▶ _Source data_
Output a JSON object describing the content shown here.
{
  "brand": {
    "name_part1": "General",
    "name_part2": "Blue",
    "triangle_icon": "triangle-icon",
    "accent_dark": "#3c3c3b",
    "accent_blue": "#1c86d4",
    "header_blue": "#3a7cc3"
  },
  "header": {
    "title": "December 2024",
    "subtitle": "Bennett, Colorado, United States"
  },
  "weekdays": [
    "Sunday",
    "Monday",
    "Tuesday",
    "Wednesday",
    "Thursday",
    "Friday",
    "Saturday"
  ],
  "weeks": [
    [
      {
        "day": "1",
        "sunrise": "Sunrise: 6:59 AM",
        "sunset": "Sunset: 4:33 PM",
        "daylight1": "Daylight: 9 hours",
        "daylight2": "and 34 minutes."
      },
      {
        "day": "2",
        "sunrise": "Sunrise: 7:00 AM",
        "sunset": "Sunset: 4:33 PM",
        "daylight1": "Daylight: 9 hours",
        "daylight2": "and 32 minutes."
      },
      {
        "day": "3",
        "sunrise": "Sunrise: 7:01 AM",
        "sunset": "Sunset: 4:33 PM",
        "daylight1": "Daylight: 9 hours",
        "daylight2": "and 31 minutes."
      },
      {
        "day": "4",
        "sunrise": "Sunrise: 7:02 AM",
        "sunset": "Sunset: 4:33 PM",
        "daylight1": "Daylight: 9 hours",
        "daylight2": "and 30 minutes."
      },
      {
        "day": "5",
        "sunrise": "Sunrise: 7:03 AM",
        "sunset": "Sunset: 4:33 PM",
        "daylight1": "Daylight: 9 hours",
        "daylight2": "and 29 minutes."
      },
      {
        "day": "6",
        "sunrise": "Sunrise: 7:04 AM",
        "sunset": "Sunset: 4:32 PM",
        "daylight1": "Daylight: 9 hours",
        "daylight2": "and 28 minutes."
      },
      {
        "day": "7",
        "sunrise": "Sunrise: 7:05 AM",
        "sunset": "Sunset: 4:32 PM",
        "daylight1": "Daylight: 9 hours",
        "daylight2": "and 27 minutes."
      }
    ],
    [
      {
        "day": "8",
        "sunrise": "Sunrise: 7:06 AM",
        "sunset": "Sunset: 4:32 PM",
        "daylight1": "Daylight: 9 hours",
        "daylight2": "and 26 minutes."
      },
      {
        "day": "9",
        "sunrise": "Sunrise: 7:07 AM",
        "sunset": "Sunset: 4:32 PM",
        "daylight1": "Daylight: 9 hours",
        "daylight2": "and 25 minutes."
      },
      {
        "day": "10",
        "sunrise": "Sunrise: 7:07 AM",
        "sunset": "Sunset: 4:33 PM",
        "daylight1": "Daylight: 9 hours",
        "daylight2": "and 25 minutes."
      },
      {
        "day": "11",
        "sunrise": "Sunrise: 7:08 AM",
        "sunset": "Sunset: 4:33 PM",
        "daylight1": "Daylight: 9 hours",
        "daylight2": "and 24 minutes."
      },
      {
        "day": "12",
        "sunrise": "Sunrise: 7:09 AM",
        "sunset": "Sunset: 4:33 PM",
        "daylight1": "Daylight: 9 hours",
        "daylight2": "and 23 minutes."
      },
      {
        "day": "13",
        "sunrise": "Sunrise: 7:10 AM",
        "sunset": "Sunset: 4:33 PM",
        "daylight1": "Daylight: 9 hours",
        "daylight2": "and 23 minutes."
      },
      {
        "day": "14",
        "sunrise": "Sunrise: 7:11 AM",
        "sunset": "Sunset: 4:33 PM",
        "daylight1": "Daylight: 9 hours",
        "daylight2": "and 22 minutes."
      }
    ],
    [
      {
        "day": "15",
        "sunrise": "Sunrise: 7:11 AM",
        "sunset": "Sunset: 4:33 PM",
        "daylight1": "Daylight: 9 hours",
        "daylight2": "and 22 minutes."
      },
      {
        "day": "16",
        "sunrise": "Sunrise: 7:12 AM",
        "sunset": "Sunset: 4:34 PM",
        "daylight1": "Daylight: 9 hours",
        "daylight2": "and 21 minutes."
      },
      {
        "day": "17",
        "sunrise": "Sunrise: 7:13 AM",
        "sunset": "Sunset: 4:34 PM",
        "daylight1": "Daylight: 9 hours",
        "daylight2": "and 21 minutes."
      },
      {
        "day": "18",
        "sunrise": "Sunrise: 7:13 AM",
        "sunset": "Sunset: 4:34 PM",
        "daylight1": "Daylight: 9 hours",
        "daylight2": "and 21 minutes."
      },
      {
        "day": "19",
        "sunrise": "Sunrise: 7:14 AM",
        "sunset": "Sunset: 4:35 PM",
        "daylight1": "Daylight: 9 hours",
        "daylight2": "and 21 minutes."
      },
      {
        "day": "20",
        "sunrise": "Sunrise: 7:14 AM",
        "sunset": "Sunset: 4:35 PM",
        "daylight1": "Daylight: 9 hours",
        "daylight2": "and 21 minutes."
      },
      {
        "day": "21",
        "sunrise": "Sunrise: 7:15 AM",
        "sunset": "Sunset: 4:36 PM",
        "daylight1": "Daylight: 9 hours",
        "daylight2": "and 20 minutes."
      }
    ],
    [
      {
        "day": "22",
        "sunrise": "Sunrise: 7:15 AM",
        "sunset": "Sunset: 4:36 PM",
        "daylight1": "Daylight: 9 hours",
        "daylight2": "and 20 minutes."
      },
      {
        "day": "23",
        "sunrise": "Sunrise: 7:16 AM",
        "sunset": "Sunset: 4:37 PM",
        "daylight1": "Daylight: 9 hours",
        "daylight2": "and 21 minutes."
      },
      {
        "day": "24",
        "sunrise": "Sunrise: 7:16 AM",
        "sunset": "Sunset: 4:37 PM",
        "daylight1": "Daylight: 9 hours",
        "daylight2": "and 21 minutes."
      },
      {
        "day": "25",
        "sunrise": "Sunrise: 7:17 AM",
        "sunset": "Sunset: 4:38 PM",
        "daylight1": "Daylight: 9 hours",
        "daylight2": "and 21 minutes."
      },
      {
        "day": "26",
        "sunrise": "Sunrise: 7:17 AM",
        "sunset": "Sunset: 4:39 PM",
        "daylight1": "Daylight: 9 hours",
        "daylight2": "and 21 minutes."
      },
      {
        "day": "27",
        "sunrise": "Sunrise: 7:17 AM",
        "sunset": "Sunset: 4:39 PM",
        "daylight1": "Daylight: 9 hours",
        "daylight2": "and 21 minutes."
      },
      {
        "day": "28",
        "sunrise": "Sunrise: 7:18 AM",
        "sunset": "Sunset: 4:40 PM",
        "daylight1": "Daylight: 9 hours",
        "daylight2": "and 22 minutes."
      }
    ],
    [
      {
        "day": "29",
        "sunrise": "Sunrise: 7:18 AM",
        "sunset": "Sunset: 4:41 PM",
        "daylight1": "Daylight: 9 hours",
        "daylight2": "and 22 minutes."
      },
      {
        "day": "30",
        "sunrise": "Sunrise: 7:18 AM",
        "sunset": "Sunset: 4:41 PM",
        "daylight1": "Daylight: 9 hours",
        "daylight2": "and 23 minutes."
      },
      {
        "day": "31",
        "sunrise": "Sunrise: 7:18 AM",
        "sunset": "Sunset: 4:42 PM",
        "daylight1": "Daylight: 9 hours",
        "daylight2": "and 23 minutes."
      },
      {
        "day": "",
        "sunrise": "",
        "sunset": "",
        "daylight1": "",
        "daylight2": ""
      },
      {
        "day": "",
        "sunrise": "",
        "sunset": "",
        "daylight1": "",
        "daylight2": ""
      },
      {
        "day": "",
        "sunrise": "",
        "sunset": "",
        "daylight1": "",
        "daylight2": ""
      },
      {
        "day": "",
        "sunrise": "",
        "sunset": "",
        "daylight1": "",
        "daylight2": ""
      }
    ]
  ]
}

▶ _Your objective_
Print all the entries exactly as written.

▶ _Exercise response_
Output a JSON object describing the content shown here.
{
  "brand": {
    "name_part1": "General",
    "name_part2": "Blue",
    "triangle_icon": "triangle-icon",
    "accent_dark": "#3c3c3b",
    "accent_blue": "#1c86d4",
    "header_blue": "#3a7cc3"
  },
  "header": {
    "title": "December 2024",
    "subtitle": "Bennett, Colorado, United States"
  },
  "weekdays": [
    "Sunday",
    "Monday",
    "Tuesday",
    "Wednesday",
    "Thursday",
    "Friday",
    "Saturday"
  ],
  "weeks": [
    [
      {
        "day": "1",
        "sunrise": "Sunrise: 6:59 AM",
        "sunset": "Sunset: 4:33 PM",
        "daylight1": "Daylight: 9 hours",
        "daylight2": "and 34 minutes."
      },
      {
        "day": "2",
        "sunrise": "Sunrise: 7:00 AM",
        "sunset": "Sunset: 4:33 PM",
        "daylight1": "Daylight: 9 hours",
        "daylight2": "and 32 minutes."
      },
      {
        "day": "3",
        "sunrise": "Sunrise: 7:01 AM",
        "sunset": "Sunset: 4:33 PM",
        "daylight1": "Daylight: 9 hours",
        "daylight2": "and 31 minutes."
      },
      {
        "day": "4",
        "sunrise": "Sunrise: 7:02 AM",
        "sunset": "Sunset: 4:33 PM",
        "daylight1": "Daylight: 9 hours",
        "daylight2": "and 30 minutes."
      },
      {
        "day": "5",
        "sunrise": "Sunrise: 7:03 AM",
        "sunset": "Sunset: 4:33 PM",
        "daylight1": "Daylight: 9 hours",
        "daylight2": "and 29 minutes."
      },
      {
        "day": "6",
        "sunrise": "Sunrise: 7:04 AM",
        "sunset": "Sunset: 4:32 PM",
        "daylight1": "Daylight: 9 hours",
        "daylight2": "and 28 minutes."
      },
      {
        "day": "7",
        "sunrise": "Sunrise: 7:05 AM",
        "sunset": "Sunset: 4:32 PM",
        "daylight1": "Daylight: 9 hours",
        "daylight2": "and 27 minutes."
      }
    ],
    [
      {
        "day": "8",
        "sunrise": "Sunrise: 7:06 AM",
        "sunset": "Sunset: 4:32 PM",
        "daylight1": "Daylight: 9 hours",
        "daylight2": "and 26 minutes."
      },
      {
        "day": "9",
        "sunrise": "Sunrise: 7:07 AM",
        "sunset": "Sunset: 4:32 PM",
        "daylight1": "Daylight: 9 hours",
        "daylight2": "and 25 minutes."
      },
      {
        "day": "10",
        "sunrise": "Sunrise: 7:07 AM",
        "sunset": "Sunset: 4:33 PM",
        "daylight1": "Daylight: 9 hours",
        "daylight2": "and 25 minutes."
      },
      {
        "day": "11",
        "sunrise": "Sunrise: 7:08 AM",
        "sunset": "Sunset: 4:33 PM",
        "daylight1": "Daylight: 9 hours",
        "daylight2": "and 24 minutes."
      },
      {
        "day": "12",
        "sunrise": "Sunrise: 7:09 AM",
        "sunset": "Sunset: 4:33 PM",
        "daylight1": "Daylight: 9 hours",
        "daylight2": "and 23 minutes."
      },
      {
        "day": "13",
        "sunrise": "Sunrise: 7:10 AM",
        "sunset": "Sunset: 4:33 PM",
        "daylight1": "Daylight: 9 hours",
        "daylight2": "and 23 minutes."
      },
      {
        "day": "14",
        "sunrise": "Sunrise: 7:11 AM",
        "sunset": "Sunset: 4:33 PM",
        "daylight1": "Daylight: 9 hours",
        "daylight2": "and 22 minutes."
      }
    ],
    [
      {
        "day": "15",
        "sunrise": "Sunrise: 7:11 AM",
        "sunset": "Sunset: 4:33 PM",
        "daylight1": "Daylight: 9 hours",
        "daylight2": "and 22 minutes."
      },
      {
        "day": "16",
        "sunrise": "Sunrise: 7:12 AM",
        "sunset": "Sunset: 4:34 PM",
        "daylight1": "Daylight: 9 hours",
        "daylight2": "and 21 minutes."
      },
      {
        "day": "17",
        "sunrise": "Sunrise: 7:13 AM",
        "sunset": "Sunset: 4:34 PM",
        "daylight1": "Daylight: 9 hours",
        "daylight2": "and 21 minutes."
      },
      {
        "day": "18",
        "sunrise": "Sunrise: 7:13 AM",
        "sunset": "Sunset: 4:34 PM",
        "daylight1": "Daylight: 9 hours",
        "daylight2": "and 21 minutes."
      },
      {
        "day": "19",
        "sunrise": "Sunrise: 7:14 AM",
        "sunset": "Sunset: 4:35 PM",
        "daylight1": "Daylight: 9 hours",
        "daylight2": "and 21 minutes."
      },
      {
        "day": "20",
        "sunrise": "Sunrise: 7:14 AM",
        "sunset": "Sunset: 4:35 PM",
        "daylight1": "Daylight: 9 hours",
        "daylight2": "and 21 minutes."
      },
      {
        "day": "21",
        "sunrise": "Sunrise: 7:15 AM",
        "sunset": "Sunset: 4:36 PM",
        "daylight1": "Daylight: 9 hours",
        "daylight2": "and 20 minutes."
      }
    ],
    [
      {
        "day": "22",
        "sunrise": "Sunrise: 7:15 AM",
        "sunset": "Sunset: 4:36 PM",
        "daylight1": "Daylight: 9 hours",
        "daylight2": "and 20 minutes."
      },
      {
        "day": "23",
        "sunrise": "Sunrise: 7:16 AM",
        "sunset": "Sunset: 4:37 PM",
        "daylight1": "Daylight: 9 hours",
        "daylight2": "and 21 minutes."
      },
      {
        "day": "24",
        "sunrise": "Sunrise: 7:16 AM",
        "sunset": "Sunset: 4:37 PM",
        "daylight1": "Daylight: 9 hours",
        "daylight2": "and 21 minutes."
      },
      {
        "day": "25",
        "sunrise": "Sunrise: 7:17 AM",
        "sunset": "Sunset: 4:38 PM",
        "daylight1": "Daylight: 9 hours",
        "daylight2": "and 21 minutes."
      },
      {
        "day": "26",
        "sunrise": "Sunrise: 7:17 AM",
        "sunset": "Sunset: 4:39 PM",
        "daylight1": "Daylight: 9 hours",
        "daylight2": "and 21 minutes."
      },
      {
        "day": "27",
        "sunrise": "Sunrise: 7:17 AM",
        "sunset": "Sunset: 4:39 PM",
        "daylight1": "Daylight: 9 hours",
        "daylight2": "and 21 minutes."
      },
      {
        "day": "28",
        "sunrise": "Sunrise: 7:18 AM",
        "sunset": "Sunset: 4:40 PM",
        "daylight1": "Daylight: 9 hours",
        "daylight2": "and 22 minutes."
      }
    ],
    [
      {
        "day": "29",
        "sunrise": "Sunrise: 7:18 AM",
        "sunset": "Sunset: 4:41 PM",
        "daylight1": "Daylight: 9 hours",
        "daylight2": "and 22 minutes."
      },
      {
        "day": "30",
        "sunrise": "Sunrise: 7:18 AM",
        "sunset": "Sunset: 4:41 PM",
        "daylight1": "Daylight: 9 hours",
        "daylight2": "and 23 minutes."
      },
      {
        "day": "31",
        "sunrise": "Sunrise: 7:18 AM",
        "sunset": "Sunset: 4:42 PM",
        "daylight1": "Daylight: 9 hours",
        "daylight2": "and 23 minutes."
      },
      {
        "day": "",
        "sunrise": "",
        "sunset": "",
        "daylight1": "",
        "daylight2": ""
      },
      {
        "day": "",
        "sunrise": "",
        "sunset": "",
        "daylight1": "",
        "daylight2": ""
      },
      {
        "day": "",
        "sunrise": "",
        "sunset": "",
        "daylight1": "",
        "daylight2": ""
      },
      {
        "day": "",
        "sunrise": "",
        "sunset": "",
        "daylight1": "",
        "daylight2": ""
      }
    ]
  ]
}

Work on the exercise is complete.